In Bobbett’s view that means everyone has to go back and look at how the UK continues to deliver critical services using what it has got already. ‘I can’t see the point in running a bid for another TETRA network when you know you are going to use LTE in 2025/26 – that doesn’t make any sense,’ he says. ‘So, we are looking again at things like the enhancers and seeing how we can deliver at a lower price.’

That said, Bobbett says what he is pleased about is that there is a real realisation and focus now in the UK Government that they have to make a decision. ‘And the industry is coming together at the same time, so hopefully we’ll get the information out there and start to make really good quality decisions. So, we fully support the process.’

Smart grids and managed services

In the meantime, Airwave is looking around at other opportunities and Bobbett says there are interesting developments in the machine-t- machine (M2M) world that are looking attractive.

Airwave is participating in the tender process for the radio access part of the UK Government’s smart metering programme and is looking at opportunities in the network managed services sector.

‘We have coverage on the Airwave network in areas where no one else has any. We are looking to leverage that asset as we think there is some value there – backhaul for instance. How does the utility sector manage its infrastructure? We are looking to do it in the most effective way for them – smart metering is one piece of it, but then there is the smart grid – there are a lot of exciting things in this space over the next two to three years,’ says Bobbett.

He believes that constructing a smart grid is crucial. ‘Smart metering manages the demand side, but there’s not really any point in doing it unless you manage the supply side to match it via a smart grid. You’ve got to have the two together in my view.’

What makes Airwave’s TETRA network different to every other one in the UK, is the fact that it is built to meet the stringent demands of mission critical requirements. 

‘Mobile networks respond in a way that makes sense commercially to them. We respond immediately if something need fixing, because we have to. We take security really seriously – we are the mission critical service provider – it is what we do. We look after really important systems and that’s what makes us stand out, says Bobbett.
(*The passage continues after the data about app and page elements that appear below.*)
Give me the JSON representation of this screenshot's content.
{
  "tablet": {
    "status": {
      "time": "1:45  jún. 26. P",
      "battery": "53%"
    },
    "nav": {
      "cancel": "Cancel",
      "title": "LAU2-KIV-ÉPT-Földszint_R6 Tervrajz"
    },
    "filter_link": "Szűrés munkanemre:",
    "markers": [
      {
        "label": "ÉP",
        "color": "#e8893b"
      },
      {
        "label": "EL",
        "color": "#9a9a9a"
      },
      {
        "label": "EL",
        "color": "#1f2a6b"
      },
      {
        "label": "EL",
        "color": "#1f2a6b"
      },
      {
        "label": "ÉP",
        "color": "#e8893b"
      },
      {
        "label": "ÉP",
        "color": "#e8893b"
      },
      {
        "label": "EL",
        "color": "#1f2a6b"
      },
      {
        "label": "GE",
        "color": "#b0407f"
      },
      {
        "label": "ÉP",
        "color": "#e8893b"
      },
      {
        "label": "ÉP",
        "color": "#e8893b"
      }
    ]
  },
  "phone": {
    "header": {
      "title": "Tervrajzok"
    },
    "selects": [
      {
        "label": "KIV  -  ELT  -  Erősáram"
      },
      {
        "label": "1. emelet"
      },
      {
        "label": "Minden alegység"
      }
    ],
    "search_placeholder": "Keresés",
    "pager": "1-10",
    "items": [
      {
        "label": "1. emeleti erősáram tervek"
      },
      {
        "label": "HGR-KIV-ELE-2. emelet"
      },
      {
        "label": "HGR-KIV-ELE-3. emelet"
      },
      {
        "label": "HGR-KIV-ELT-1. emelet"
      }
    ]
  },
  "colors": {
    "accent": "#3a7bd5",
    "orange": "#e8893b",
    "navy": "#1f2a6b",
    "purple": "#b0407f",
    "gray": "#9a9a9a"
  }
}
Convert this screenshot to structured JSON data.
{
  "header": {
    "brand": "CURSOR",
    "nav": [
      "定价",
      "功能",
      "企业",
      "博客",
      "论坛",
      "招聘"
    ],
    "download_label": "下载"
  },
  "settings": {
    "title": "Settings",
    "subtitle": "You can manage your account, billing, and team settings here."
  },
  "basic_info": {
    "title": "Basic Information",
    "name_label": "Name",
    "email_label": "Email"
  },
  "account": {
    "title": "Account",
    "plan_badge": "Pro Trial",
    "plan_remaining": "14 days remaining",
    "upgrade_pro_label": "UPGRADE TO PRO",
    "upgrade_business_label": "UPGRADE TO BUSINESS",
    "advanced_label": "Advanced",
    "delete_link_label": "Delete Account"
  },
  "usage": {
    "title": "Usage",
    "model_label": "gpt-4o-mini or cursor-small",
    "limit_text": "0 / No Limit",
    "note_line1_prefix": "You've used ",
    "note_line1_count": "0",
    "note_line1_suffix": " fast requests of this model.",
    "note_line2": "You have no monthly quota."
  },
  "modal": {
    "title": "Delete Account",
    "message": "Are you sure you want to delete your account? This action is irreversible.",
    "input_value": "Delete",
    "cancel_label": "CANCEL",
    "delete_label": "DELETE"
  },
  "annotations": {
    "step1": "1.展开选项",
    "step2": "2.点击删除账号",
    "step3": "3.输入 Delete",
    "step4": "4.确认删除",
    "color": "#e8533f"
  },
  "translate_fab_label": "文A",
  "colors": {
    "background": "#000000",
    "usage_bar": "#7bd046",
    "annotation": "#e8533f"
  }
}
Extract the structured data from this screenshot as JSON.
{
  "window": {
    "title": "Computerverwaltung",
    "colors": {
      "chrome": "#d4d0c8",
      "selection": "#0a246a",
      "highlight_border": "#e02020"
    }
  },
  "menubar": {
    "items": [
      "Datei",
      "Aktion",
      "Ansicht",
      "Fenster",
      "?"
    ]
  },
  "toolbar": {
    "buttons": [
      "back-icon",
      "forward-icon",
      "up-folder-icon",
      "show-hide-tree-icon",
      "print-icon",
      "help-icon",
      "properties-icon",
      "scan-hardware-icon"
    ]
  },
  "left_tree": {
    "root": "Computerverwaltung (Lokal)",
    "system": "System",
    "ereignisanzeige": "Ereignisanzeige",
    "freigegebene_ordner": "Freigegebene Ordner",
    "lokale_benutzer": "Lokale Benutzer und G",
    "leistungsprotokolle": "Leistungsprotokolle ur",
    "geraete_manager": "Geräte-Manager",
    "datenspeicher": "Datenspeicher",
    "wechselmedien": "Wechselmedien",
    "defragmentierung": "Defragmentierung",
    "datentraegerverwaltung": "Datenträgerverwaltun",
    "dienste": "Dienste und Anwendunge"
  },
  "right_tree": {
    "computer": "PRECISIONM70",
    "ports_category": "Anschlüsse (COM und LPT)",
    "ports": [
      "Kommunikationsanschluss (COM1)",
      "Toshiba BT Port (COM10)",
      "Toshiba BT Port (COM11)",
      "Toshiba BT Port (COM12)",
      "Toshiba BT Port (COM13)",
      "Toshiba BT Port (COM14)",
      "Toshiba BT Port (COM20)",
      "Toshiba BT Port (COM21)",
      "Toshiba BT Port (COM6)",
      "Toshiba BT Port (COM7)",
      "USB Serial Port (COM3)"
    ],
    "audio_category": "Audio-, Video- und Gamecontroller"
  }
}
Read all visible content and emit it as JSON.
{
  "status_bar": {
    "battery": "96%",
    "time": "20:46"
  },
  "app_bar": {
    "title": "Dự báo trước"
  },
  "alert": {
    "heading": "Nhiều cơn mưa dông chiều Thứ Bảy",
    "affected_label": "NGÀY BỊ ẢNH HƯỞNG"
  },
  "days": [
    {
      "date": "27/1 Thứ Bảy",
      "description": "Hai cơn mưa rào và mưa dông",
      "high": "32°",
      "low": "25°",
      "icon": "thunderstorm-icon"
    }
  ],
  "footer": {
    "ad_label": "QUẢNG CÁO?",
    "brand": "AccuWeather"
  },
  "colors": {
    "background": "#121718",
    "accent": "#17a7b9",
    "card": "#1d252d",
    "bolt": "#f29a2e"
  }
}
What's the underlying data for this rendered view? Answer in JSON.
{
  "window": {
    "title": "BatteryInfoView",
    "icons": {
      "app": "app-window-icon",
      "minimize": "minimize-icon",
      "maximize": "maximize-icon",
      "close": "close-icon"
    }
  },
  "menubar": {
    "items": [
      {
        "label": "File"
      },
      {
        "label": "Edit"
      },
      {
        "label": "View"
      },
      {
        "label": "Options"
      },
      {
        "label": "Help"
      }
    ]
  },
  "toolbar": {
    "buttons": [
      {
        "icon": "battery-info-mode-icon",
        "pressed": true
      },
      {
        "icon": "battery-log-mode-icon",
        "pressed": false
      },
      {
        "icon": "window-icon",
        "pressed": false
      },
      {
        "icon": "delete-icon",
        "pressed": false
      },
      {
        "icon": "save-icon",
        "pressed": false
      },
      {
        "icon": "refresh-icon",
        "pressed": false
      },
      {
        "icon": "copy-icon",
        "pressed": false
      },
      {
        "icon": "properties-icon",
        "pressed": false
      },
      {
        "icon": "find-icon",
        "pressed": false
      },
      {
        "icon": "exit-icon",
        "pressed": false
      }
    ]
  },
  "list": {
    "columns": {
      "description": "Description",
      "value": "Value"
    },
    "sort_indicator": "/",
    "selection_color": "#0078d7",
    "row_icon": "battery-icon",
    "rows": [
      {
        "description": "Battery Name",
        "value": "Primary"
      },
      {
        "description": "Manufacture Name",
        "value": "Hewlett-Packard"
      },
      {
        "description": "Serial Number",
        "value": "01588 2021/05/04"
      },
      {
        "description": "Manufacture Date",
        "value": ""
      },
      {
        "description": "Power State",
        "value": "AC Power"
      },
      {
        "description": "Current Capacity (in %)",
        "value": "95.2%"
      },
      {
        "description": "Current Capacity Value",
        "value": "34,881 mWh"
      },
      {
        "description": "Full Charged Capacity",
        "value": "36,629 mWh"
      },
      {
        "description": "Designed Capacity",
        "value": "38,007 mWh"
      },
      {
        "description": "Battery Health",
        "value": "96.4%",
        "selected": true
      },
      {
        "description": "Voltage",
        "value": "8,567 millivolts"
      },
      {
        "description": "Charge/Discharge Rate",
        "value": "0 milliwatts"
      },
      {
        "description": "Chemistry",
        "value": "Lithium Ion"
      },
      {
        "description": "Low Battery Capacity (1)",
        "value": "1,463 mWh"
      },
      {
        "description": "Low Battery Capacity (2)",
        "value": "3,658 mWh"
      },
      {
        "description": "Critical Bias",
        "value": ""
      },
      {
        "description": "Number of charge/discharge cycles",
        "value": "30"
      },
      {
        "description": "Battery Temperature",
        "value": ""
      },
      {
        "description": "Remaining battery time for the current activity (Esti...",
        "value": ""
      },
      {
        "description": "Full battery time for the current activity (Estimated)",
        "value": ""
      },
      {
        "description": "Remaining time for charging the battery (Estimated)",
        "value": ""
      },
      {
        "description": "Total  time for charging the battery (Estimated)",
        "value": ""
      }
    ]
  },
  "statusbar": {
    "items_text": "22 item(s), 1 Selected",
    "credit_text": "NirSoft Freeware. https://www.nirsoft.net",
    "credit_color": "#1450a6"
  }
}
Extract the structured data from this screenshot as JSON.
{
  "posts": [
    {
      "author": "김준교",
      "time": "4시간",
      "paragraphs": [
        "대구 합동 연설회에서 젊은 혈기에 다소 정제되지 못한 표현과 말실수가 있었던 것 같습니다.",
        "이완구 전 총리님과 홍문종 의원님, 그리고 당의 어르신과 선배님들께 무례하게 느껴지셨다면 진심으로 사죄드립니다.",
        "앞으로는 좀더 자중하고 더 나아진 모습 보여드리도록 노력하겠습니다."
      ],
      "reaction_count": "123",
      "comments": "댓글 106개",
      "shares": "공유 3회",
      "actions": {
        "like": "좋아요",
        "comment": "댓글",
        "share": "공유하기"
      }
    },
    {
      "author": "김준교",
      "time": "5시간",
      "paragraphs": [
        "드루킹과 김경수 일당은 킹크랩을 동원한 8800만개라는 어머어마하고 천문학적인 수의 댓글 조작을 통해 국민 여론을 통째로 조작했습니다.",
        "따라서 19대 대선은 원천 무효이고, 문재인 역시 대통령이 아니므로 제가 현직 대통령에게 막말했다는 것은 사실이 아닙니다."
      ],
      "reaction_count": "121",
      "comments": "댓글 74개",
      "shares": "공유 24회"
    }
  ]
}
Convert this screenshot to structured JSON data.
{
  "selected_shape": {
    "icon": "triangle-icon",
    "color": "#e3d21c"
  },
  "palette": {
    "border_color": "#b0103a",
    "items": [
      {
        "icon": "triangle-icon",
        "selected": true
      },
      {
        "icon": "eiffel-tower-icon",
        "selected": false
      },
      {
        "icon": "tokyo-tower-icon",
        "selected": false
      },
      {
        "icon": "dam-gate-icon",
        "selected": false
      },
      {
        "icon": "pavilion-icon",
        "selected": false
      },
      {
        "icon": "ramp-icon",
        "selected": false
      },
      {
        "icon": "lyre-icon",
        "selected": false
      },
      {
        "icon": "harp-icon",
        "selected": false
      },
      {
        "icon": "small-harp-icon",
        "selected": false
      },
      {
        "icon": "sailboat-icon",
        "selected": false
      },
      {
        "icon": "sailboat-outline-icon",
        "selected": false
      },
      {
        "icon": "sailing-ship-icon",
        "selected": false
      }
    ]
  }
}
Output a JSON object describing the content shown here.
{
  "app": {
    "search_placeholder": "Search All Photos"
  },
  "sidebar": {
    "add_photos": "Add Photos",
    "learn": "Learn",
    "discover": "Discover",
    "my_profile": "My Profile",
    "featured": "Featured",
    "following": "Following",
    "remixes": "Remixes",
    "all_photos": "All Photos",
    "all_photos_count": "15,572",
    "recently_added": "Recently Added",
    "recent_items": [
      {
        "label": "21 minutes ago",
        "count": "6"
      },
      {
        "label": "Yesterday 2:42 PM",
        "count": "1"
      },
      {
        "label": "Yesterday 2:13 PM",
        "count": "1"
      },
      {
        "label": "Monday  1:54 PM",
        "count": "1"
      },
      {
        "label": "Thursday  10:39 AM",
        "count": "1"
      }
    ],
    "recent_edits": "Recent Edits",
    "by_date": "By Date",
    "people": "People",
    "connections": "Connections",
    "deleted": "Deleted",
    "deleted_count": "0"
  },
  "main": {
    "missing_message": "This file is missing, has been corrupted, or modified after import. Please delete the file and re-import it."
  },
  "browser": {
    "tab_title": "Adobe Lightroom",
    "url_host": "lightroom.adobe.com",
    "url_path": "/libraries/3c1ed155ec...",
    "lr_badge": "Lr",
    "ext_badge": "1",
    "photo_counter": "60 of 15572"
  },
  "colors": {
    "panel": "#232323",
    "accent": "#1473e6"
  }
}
‘I think the concept of power, transportation and other industries as being mission critical to the country in the same way as public safety is starting to penetrate Government. Look at some the major power failures in the US and Italy. A major grid failure would take the UK three or four days to re-start it – that’s quite scary stuff,’ points out Bobbett.

Written by Wireless magazine
Wireless magazine

Leave a Comment